Task description | All entries below are to be reproduced precisely as they stand, without the pictures.

▶

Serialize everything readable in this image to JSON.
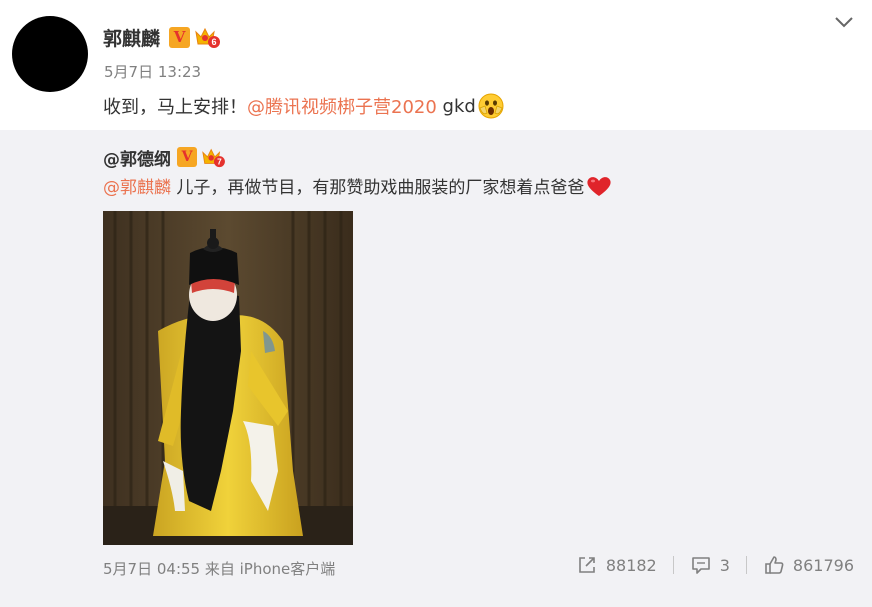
{
  "post": {
    "author": "郭麒麟",
    "verified_badge": "V",
    "timestamp": "5月7日 13:23",
    "text": "收到，马上安排！",
    "mention": "@腾讯视频梆子营2020",
    "text_suffix": " gkd",
    "emoji_icon": "scream-face-emoji",
    "crown_level": "6",
    "menu_icon": "chevron-down-icon"
  },
  "repost": {
    "author": "@郭德纲",
    "verified_badge": "V",
    "crown_level": "7",
    "mention": "@郭麒麟",
    "text": " 儿子，再做节目，有那赞助戏曲服装的厂家想着点爸爸",
    "emoji_icon": "heart-emoji",
    "image_icon": "opera-performer-photo",
    "meta": "5月7日 04:55 来自 iPhone客户端",
    "actions": {
      "repost_count": "88182",
      "comment_count": "3",
      "like_count": "861796"
    }
  },
  "colors": {
    "mention": "#eb7350",
    "repost_bg": "#f2f2f5",
    "meta_text": "#808080",
    "badge_bg": "#f6a623",
    "badge_v": "#e5322d"
  }
}
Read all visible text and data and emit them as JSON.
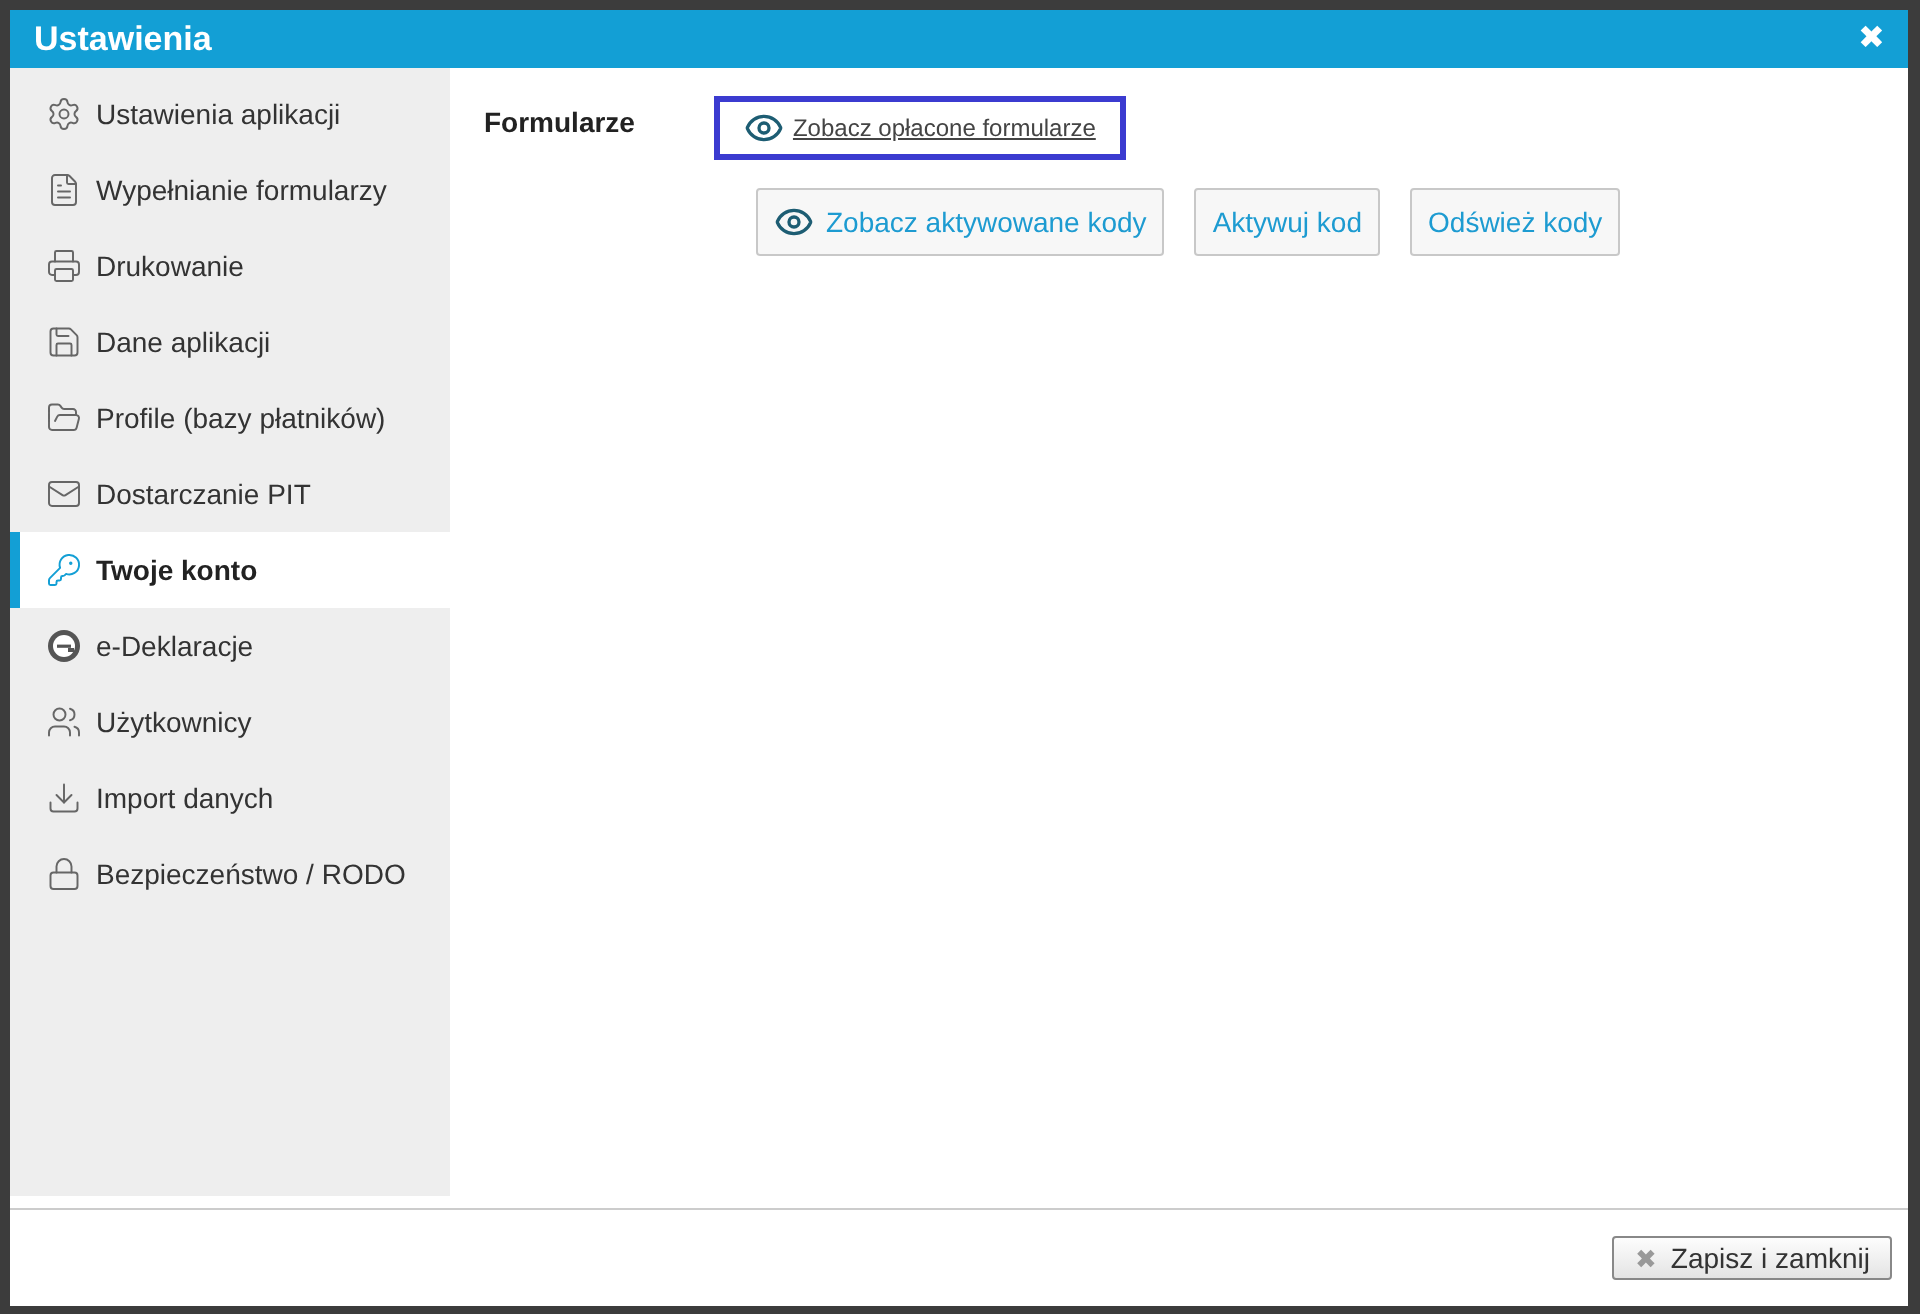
{
  "window": {
    "title": "Ustawienia",
    "close": "✖"
  },
  "sidebar": {
    "items": [
      {
        "label": "Ustawienia aplikacji",
        "selected": false
      },
      {
        "label": "Wypełnianie formularzy",
        "selected": false
      },
      {
        "label": "Drukowanie",
        "selected": false
      },
      {
        "label": "Dane aplikacji",
        "selected": false
      },
      {
        "label": "Profile (bazy płatników)",
        "selected": false
      },
      {
        "label": "Dostarczanie PIT",
        "selected": false
      },
      {
        "label": "Twoje konto",
        "selected": true
      },
      {
        "label": "e-Deklaracje",
        "selected": false
      },
      {
        "label": "Użytkownicy",
        "selected": false
      },
      {
        "label": "Import danych",
        "selected": false
      },
      {
        "label": "Bezpieczeństwo / RODO",
        "selected": false
      }
    ]
  },
  "section": {
    "label": "Formularze",
    "link": "Zobacz opłacone formularze",
    "buttons": [
      {
        "label": "Zobacz aktywowane kody",
        "kind": "eye"
      },
      {
        "label": "Aktywuj kod",
        "kind": "plain"
      },
      {
        "label": "Odśwież kody",
        "kind": "plain"
      }
    ]
  },
  "footer": {
    "button": "Zapisz i zamknij",
    "button_icon": "✖"
  }
}
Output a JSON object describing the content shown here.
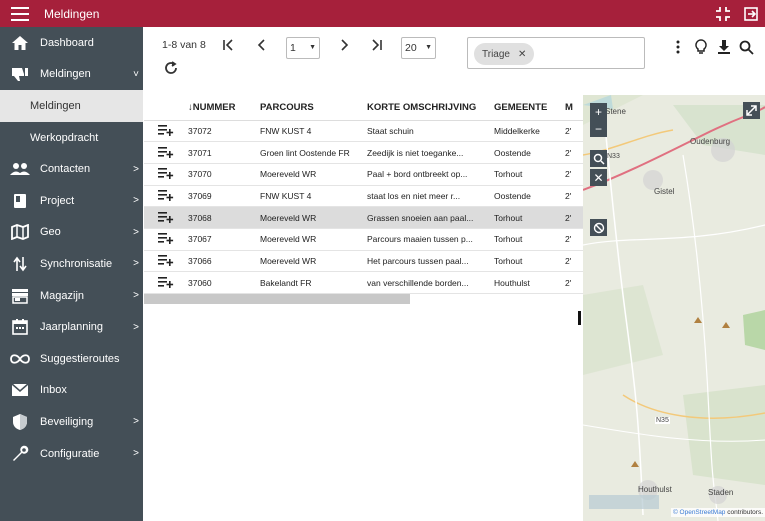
{
  "app": {
    "title": "Meldingen"
  },
  "sidebar": {
    "items": [
      {
        "label": "Dashboard",
        "icon": "home-icon",
        "chevron": ""
      },
      {
        "label": "Meldingen",
        "icon": "thumbs-down-icon",
        "chevron": "˅"
      },
      {
        "label": "Meldingen",
        "icon": "",
        "chevron": ""
      },
      {
        "label": "Werkopdracht",
        "icon": "",
        "chevron": ""
      },
      {
        "label": "Contacten",
        "icon": "people-icon",
        "chevron": ">"
      },
      {
        "label": "Project",
        "icon": "book-icon",
        "chevron": ">"
      },
      {
        "label": "Geo",
        "icon": "map-icon",
        "chevron": ">"
      },
      {
        "label": "Synchronisatie",
        "icon": "sync-arrows-icon",
        "chevron": ">"
      },
      {
        "label": "Magazijn",
        "icon": "store-icon",
        "chevron": ">"
      },
      {
        "label": "Jaarplanning",
        "icon": "calendar-icon",
        "chevron": ">"
      },
      {
        "label": "Suggestieroutes",
        "icon": "infinity-icon",
        "chevron": ""
      },
      {
        "label": "Inbox",
        "icon": "mail-icon",
        "chevron": ""
      },
      {
        "label": "Beveiliging",
        "icon": "shield-icon",
        "chevron": ">"
      },
      {
        "label": "Configuratie",
        "icon": "wrench-icon",
        "chevron": ">"
      }
    ]
  },
  "pager": {
    "range": "1-8 van 8",
    "page": "1",
    "page_size": "20"
  },
  "filter": {
    "chip_label": "Triage"
  },
  "table": {
    "headers": {
      "nummer": "NUMMER",
      "parcours": "PARCOURS",
      "kort": "KORTE OMSCHRIJVING",
      "gemeente": "GEMEENTE",
      "m": "M"
    },
    "rows": [
      {
        "nummer": "37072",
        "parcours": "FNW KUST 4",
        "kort": "Staat schuin",
        "gemeente": "Middelkerke",
        "m": "2'"
      },
      {
        "nummer": "37071",
        "parcours": "Groen lint Oostende FR",
        "kort": "Zeedijk is niet toeganke...",
        "gemeente": "Oostende",
        "m": "2'"
      },
      {
        "nummer": "37070",
        "parcours": "Moereveld WR",
        "kort": "Paal + bord ontbreekt op...",
        "gemeente": "Torhout",
        "m": "2'"
      },
      {
        "nummer": "37069",
        "parcours": "FNW KUST 4",
        "kort": "staat los en niet meer r...",
        "gemeente": "Oostende",
        "m": "2'"
      },
      {
        "nummer": "37068",
        "parcours": "Moereveld WR",
        "kort": "Grassen snoeien aan paal...",
        "gemeente": "Torhout",
        "m": "2'"
      },
      {
        "nummer": "37067",
        "parcours": "Moereveld WR",
        "kort": "Parcours maaien tussen p...",
        "gemeente": "Torhout",
        "m": "2'"
      },
      {
        "nummer": "37066",
        "parcours": "Moereveld WR",
        "kort": "Het parcours tussen paal...",
        "gemeente": "Torhout",
        "m": "2'"
      },
      {
        "nummer": "37060",
        "parcours": "Bakelandt FR",
        "kort": "van verschillende borden...",
        "gemeente": "Houthulst",
        "m": "2'"
      }
    ]
  },
  "map": {
    "labels": [
      "Stene",
      "Oudenburg",
      "Gistel",
      "N33",
      "N35",
      "Houthulst",
      "Staden"
    ],
    "attribution_link": "© OpenStreetMap",
    "attribution_rest": " contributors."
  },
  "colors": {
    "brand": "#a6203b",
    "sidebar": "#444f57",
    "selected_row": "#dcdcdc"
  }
}
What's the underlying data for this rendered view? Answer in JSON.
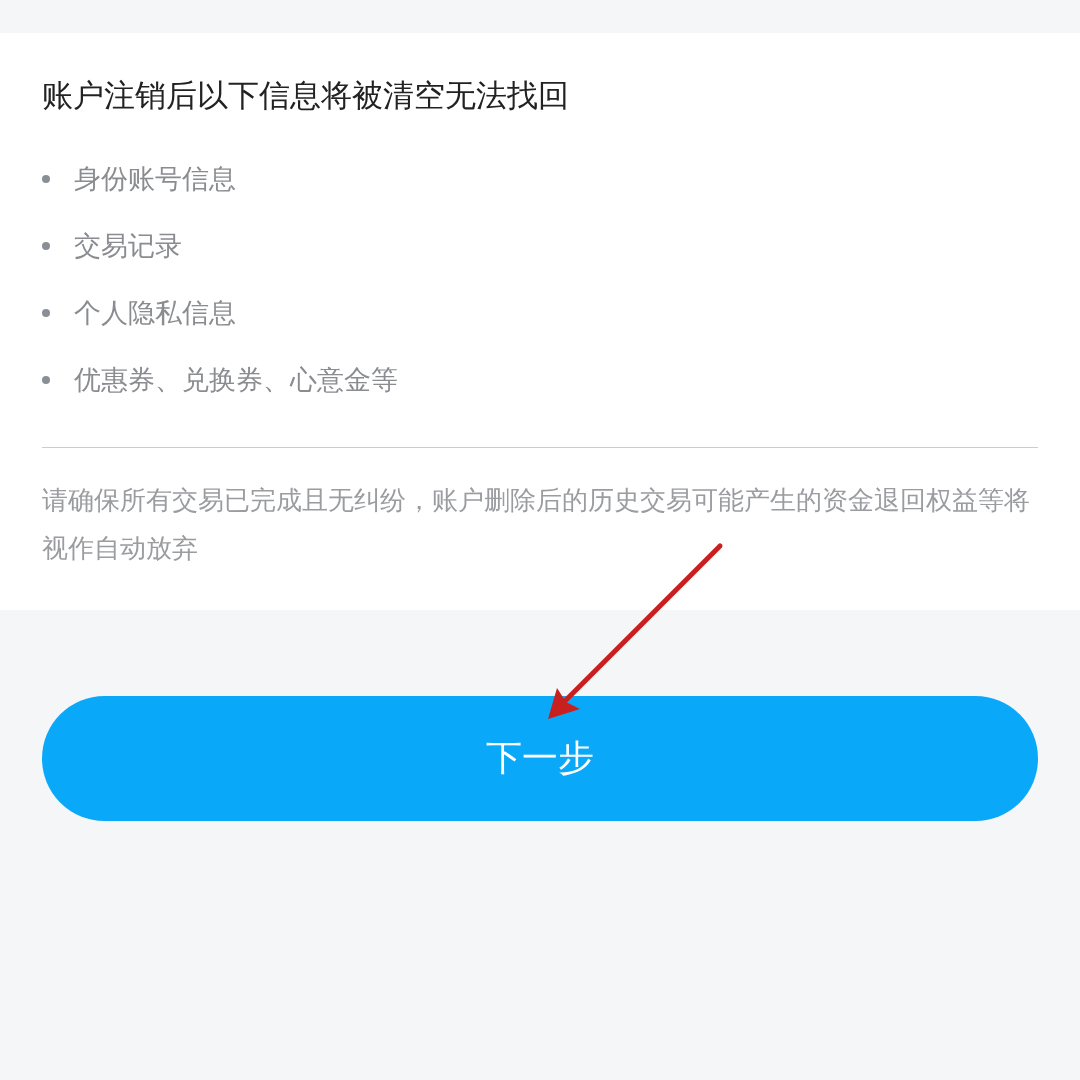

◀

Exercise response |
Serialize everything readable in this image to JSON.
{
  "post": {
    "author": "郭麒麟",
    "verified_badge": "V",
    "timestamp": "5月7日 13:23",
    "text": "收到，马上安排！",
    "mention": "@腾讯视频梆子营2020",
    "text_suffix": " gkd",
    "emoji_icon": "scream-face-emoji",
    "crown_level": "6",
    "menu_icon": "chevron-down-icon"
  },
  "repost": {
    "author": "@郭德纲",
    "verified_badge": "V",
    "crown_level": "7",
    "mention": "@郭麒麟",
    "text": " 儿子，再做节目，有那赞助戏曲服装的厂家想着点爸爸",
    "emoji_icon": "heart-emoji",
    "image_icon": "opera-performer-photo",
    "meta": "5月7日 04:55 来自 iPhone客户端",
    "actions": {
      "repost_count": "88182",
      "comment_count": "3",
      "like_count": "861796"
    }
  },
  "colors": {
    "mention": "#eb7350",
    "repost_bg": "#f2f2f5",
    "meta_text": "#808080",
    "badge_bg": "#f6a623",
    "badge_v": "#e5322d"
  }
}
Read all visible text and data and emit them as JSON.
{
  "window": {
    "title": "Ustawienia",
    "close": "✖"
  },
  "sidebar": {
    "items": [
      {
        "label": "Ustawienia aplikacji",
        "selected": false
      },
      {
        "label": "Wypełnianie formularzy",
        "selected": false
      },
      {
        "label": "Drukowanie",
        "selected": false
      },
      {
        "label": "Dane aplikacji",
        "selected": false
      },
      {
        "label": "Profile (bazy płatników)",
        "selected": false
      },
      {
        "label": "Dostarczanie PIT",
        "selected": false
      },
      {
        "label": "Twoje konto",
        "selected": true
      },
      {
        "label": "e-Deklaracje",
        "selected": false
      },
      {
        "label": "Użytkownicy",
        "selected": false
      },
      {
        "label": "Import danych",
        "selected": false
      },
      {
        "label": "Bezpieczeństwo / RODO",
        "selected": false
      }
    ]
  },
  "section": {
    "label": "Formularze",
    "link": "Zobacz opłacone formularze",
    "buttons": [
      {
        "label": "Zobacz aktywowane kody",
        "kind": "eye"
      },
      {
        "label": "Aktywuj kod",
        "kind": "plain"
      },
      {
        "label": "Odśwież kody",
        "kind": "plain"
      }
    ]
  },
  "footer": {
    "button": "Zapisz i zamknij",
    "button_icon": "✖"
  }
}
Output a JSON object describing the content shown here.
{
  "app": {
    "title": "Meldingen"
  },
  "sidebar": {
    "items": [
      {
        "label": "Dashboard",
        "icon": "home-icon",
        "chevron": ""
      },
      {
        "label": "Meldingen",
        "icon": "thumbs-down-icon",
        "chevron": "˅"
      },
      {
        "label": "Meldingen",
        "icon": "",
        "chevron": ""
      },
      {
        "label": "Werkopdracht",
        "icon": "",
        "chevron": ""
      },
      {
        "label": "Contacten",
        "icon": "people-icon",
        "chevron": ">"
      },
      {
        "label": "Project",
        "icon": "book-icon",
        "chevron": ">"
      },
      {
        "label": "Geo",
        "icon": "map-icon",
        "chevron": ">"
      },
      {
        "label": "Synchronisatie",
        "icon": "sync-arrows-icon",
        "chevron": ">"
      },
      {
        "label": "Magazijn",
        "icon": "store-icon",
        "chevron": ">"
      },
      {
        "label": "Jaarplanning",
        "icon": "calendar-icon",
        "chevron": ">"
      },
      {
        "label": "Suggestieroutes",
        "icon": "infinity-icon",
        "chevron": ""
      },
      {
        "label": "Inbox",
        "icon": "mail-icon",
        "chevron": ""
      },
      {
        "label": "Beveiliging",
        "icon": "shield-icon",
        "chevron": ">"
      },
      {
        "label": "Configuratie",
        "icon": "wrench-icon",
        "chevron": ">"
      }
    ]
  },
  "pager": {
    "range": "1-8 van 8",
    "page": "1",
    "page_size": "20"
  },
  "filter": {
    "chip_label": "Triage"
  },
  "table": {
    "headers": {
      "nummer": "NUMMER",
      "parcours": "PARCOURS",
      "kort": "KORTE OMSCHRIJVING",
      "gemeente": "GEMEENTE",
      "m": "M"
    },
    "rows": [
      {
        "nummer": "37072",
        "parcours": "FNW KUST 4",
        "kort": "Staat schuin",
        "gemeente": "Middelkerke",
        "m": "2'"
      },
      {
        "nummer": "37071",
        "parcours": "Groen lint Oostende FR",
        "kort": "Zeedijk is niet toeganke...",
        "gemeente": "Oostende",
        "m": "2'"
      },
      {
        "nummer": "37070",
        "parcours": "Moereveld WR",
        "kort": "Paal + bord ontbreekt op...",
        "gemeente": "Torhout",
        "m": "2'"
      },
      {
        "nummer": "37069",
        "parcours": "FNW KUST 4",
        "kort": "staat los en niet meer r...",
        "gemeente": "Oostende",
        "m": "2'"
      },
      {
        "nummer": "37068",
        "parcours": "Moereveld WR",
        "kort": "Grassen snoeien aan paal...",
        "gemeente": "Torhout",
        "m": "2'"
      },
      {
        "nummer": "37067",
        "parcours": "Moereveld WR",
        "kort": "Parcours maaien tussen p...",
        "gemeente": "Torhout",
        "m": "2'"
      },
      {
        "nummer": "37066",
        "parcours": "Moereveld WR",
        "kort": "Het parcours tussen paal...",
        "gemeente": "Torhout",
        "m": "2'"
      },
      {
        "nummer": "37060",
        "parcours": "Bakelandt FR",
        "kort": "van verschillende borden...",
        "gemeente": "Houthulst",
        "m": "2'"
      }
    ]
  },
  "map": {
    "labels": [
      "Stene",
      "Oudenburg",
      "Gistel",
      "N33",
      "N35",
      "Houthulst",
      "Staden"
    ],
    "attribution_link": "© OpenStreetMap",
    "attribution_rest": " contributors."
  },
  "colors": {
    "brand": "#a6203b",
    "sidebar": "#444f57",
    "selected_row": "#dcdcdc"
  }
}
What's the underlying data for this rendered view? Answer in JSON.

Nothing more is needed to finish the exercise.